Rawlings School of Divinity


Doctor of Ministry (DMin)


Michael C. Whittington


Love, Forgiveness, Truth, Peace, Evil, Hate, Racism


Christianity | Religion | Religious Thought, Theology and Philosophy of Religion


In a nation mired in racial violence, how can African American churches reach the divided communities with the love of Jesus Christ? What methods can African American pastors use to enlighten their communities and seek racial unity within the greater community? How can African American pastors share this single truth with their communities: As long as America is divided by racial bigotry, economic disparity, and cultural indifference, every citizen is injured, and our nation is bound to fail.

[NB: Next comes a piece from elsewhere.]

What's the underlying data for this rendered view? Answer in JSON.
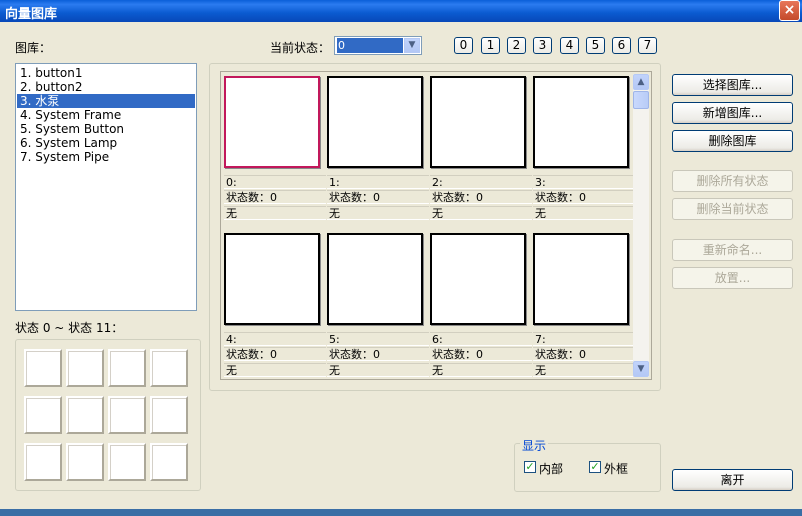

Although similar questions are asked nationwide, this thesis focuses on the perspectives of African American pastors and their churches from the Gullah culture in the lower Carolinas. As descendants of enslaved Africans, Low Country Christians are the standard-bearers of a culture that has preserved much of the African linguistic and cultural heritage of various peoples and absorbed new influences from other regions. Coming from this unique culture—one born in violence and diversity—Low Country African American pastors are ideally suited to address America’s racial divide and help the country realize the Founders’ promise that “all men are created equal.” Through their unique pastoral style of preaching and teaching their congregations with love, honesty, and good temperament, Low Country pastors are both culturally and biblically equipped to share the good news of Christ and help unify our nation. Supported by quantitative and qualitative analysis, this thesis provides a unique model of “brotherly love” in Jesus Christ, grounded in biblical exegesis and Low Country Gullah culture.